'Propulsive . . . Deeply reported and novelistic. I flew through it' Ed Caesar
'Jaw dropping even for North Korea . . . A terrific piece of up-close reportage that reads like a spy thriller but is all too real' Anna Fifield
HOW DID A COLLEGE KID BECOME A GLOBAL FUGITIVE?
In the early 2000s, Adrian Hong was a soft-spoken Yale undergraduate looking for his place in the world. After reading a harrowing account of life inside North Korea, he realised he had found a cause to which he could devote his life.

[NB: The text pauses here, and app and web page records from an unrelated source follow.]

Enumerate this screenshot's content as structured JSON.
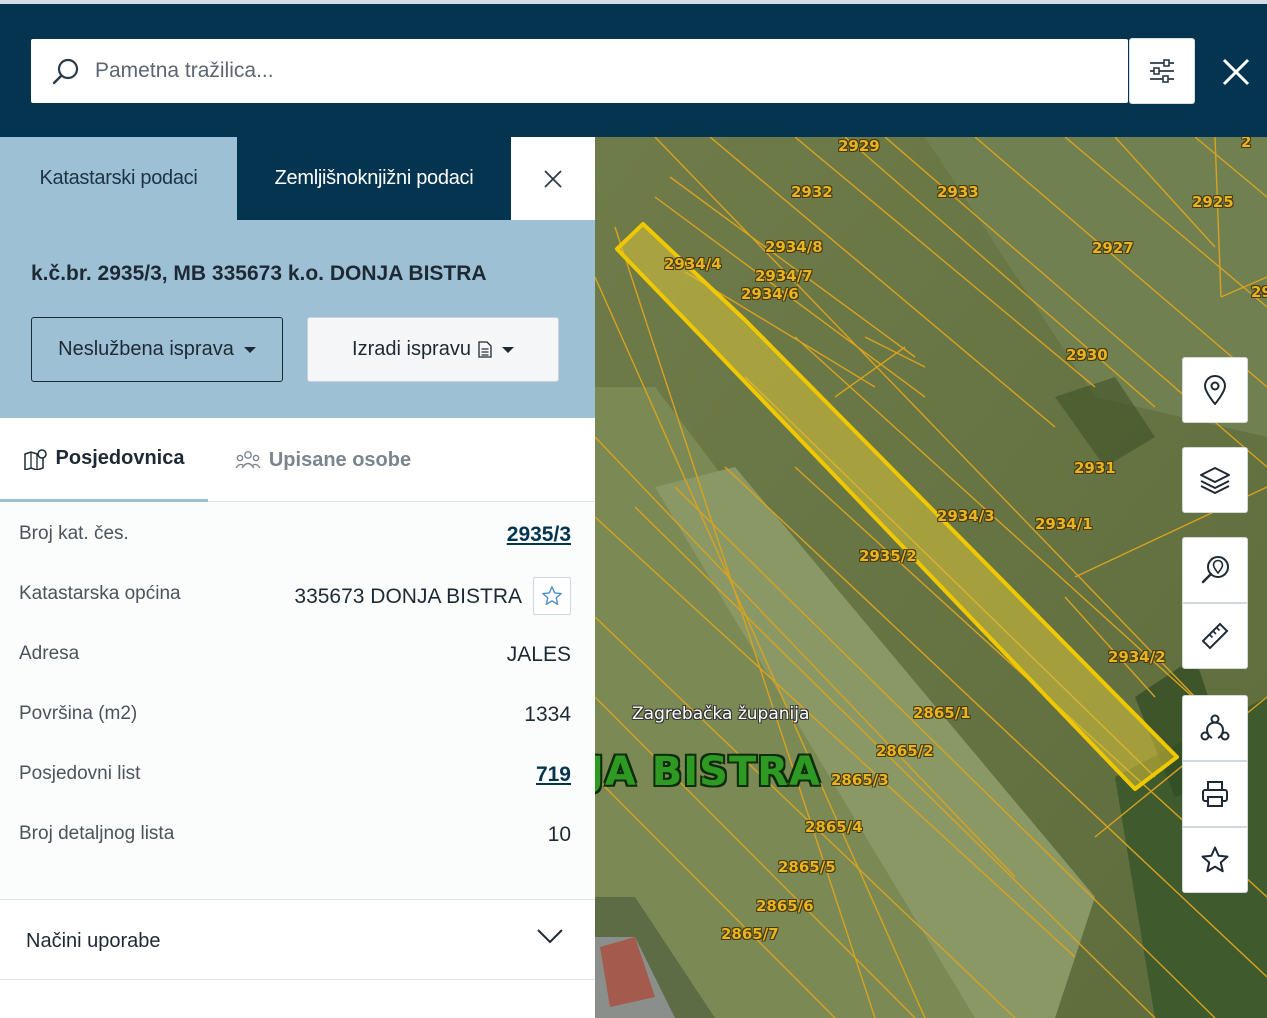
{
  "search": {
    "placeholder": "Pametna tražilica..."
  },
  "icons": {
    "search": "search-icon",
    "filter": "sliders-icon",
    "close": "close-icon",
    "document": "document-icon",
    "map_pin": "map-pin-icon",
    "layers": "layers-icon",
    "location_search": "location-search-icon",
    "ruler": "ruler-icon",
    "shapes": "shapes-icon",
    "print": "printer-icon",
    "star": "star-icon",
    "chevron": "chevron-down-icon"
  },
  "colors": {
    "header": "#04344f",
    "accent": "#9ec0d5",
    "parcel_outline": "#f0c800",
    "parcel_fill": "#d8c23a"
  },
  "tabs": [
    {
      "label": "Katastarski podaci",
      "active": true
    },
    {
      "label": "Zemljišnoknjižni podaci",
      "active": false
    }
  ],
  "parcel": {
    "title": "k.č.br. 2935/3, MB 335673 k.o. DONJA BISTRA",
    "btn_nesluzbena": "Neslužbena isprava",
    "btn_izradi": "Izradi ispravu"
  },
  "subtabs": [
    {
      "label": "Posjedovnica",
      "active": true
    },
    {
      "label": "Upisane osobe",
      "active": false
    }
  ],
  "details": [
    {
      "label": "Broj kat. čes.",
      "value": "2935/3",
      "link": true
    },
    {
      "label": "Katastarska općina",
      "value": "335673 DONJA BISTRA",
      "link": false
    },
    {
      "label": "Adresa",
      "value": "JALES",
      "link": false
    },
    {
      "label": "Površina (m2)",
      "value": "1334",
      "link": false
    },
    {
      "label": "Posjedovni list",
      "value": "719",
      "link": true
    },
    {
      "label": "Broj detaljnog lista",
      "value": "10",
      "link": false
    }
  ],
  "nacini": {
    "label": "Načini uporabe"
  },
  "map": {
    "county": "Zagrebačka županija",
    "town": "JA BISTRA",
    "parcel_labels": [
      "2929",
      "2932",
      "2933",
      "2925",
      "2934/8",
      "2934/4",
      "2934/7",
      "2934/6",
      "2927",
      "2930",
      "2931",
      "2934/3",
      "2934/1",
      "2935/2",
      "2934/2",
      "2865/1",
      "2865/2",
      "2865/3",
      "2865/4",
      "2865/5",
      "2865/6",
      "2865/7",
      "29",
      "2"
    ]
  }
}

Hong journeyed to China, outwitting Chinese security services as he helped ferry asylum-seeking North Korean escapees to safety. Meanwhile, Hong's secret organization, Cheollima Civil Defense (later renamed Free Joseon), began tracking the North Korean government's activities, and its volatile ruler, Kim Jong-un.
Free Joseon targeted North Korean diplomats who might be persuaded to defect, while drawing up plans for a government-in-exile. After the shocking broad-daylight assassination in 2017 of Kim Jong-nam, the dictator's older brother, Hong, along with US Marine veteran Christopher Ahn, helped ferry Jong-nam's family to safety. Then Hong took the group a step further. He initiated a series of high-stakes direct actions, culminating in an armed raid at the North Korean embassy in Madrid - an act that would put Ahn behind bars and turn Hong into one of the world's most unlikely global fugitives.
The Rebel and the Kingdom is an exhilarating account of how a trip down the safe and well-worn path of activism soon morphed into something extremely dangerous. Acclaimed journalist and bestselling author Bradley Hope - who broke numerous details of Hong's operations in the Wall Street Journal -reveals his remarkable story of idealism and insanity, hubris and heroism, all set within the secret battle for the future of the world's most mysterious and unsettling nation.
Wall Street Journal reporter Hope (coauthor, Blood and Oil) delivers a riveting saga of one man's unlikely crusade to free North Korea. Adrian Hong, the son of South Korean missionaries, formed the activist group Liberation in North Korea while attending Yale University in 2004. Inspired by Kang Chol-hwan's book The Aquariums of Pyongyang and the documentary film Seoul Train, Hong arranged for three North Korean teenagers to leave China for the U.S. A subsequent attempt to help six more defectors failed, however, and Hong spent 10 days in a Chinese prison before returning to America. He founded a secret new group, now known as Free Joseon, dedicated to overthrowing dictator Kim Jong-un's regime. In February 2019, Hong and other group members broke into the North Korean embassy in Madrid and took the staff hostage for five hours before fleeing. They claim the break-in was a ruse staged to help the North Korean ambassador and his family defect, but the plan fell apart when the wife of an embassy official jumped from a second-floor window and alerted the police. Hong is currently in hiding, while one of his accomplices is in U.S. custody and fighting extradition to Spain. Hope has impressive access to Free Joseon and other activist groups and draws a vivid portrait of Hong, whose mix of courage, opportunism, and yearning fascinates. This is the stuff great political thrillers are made of.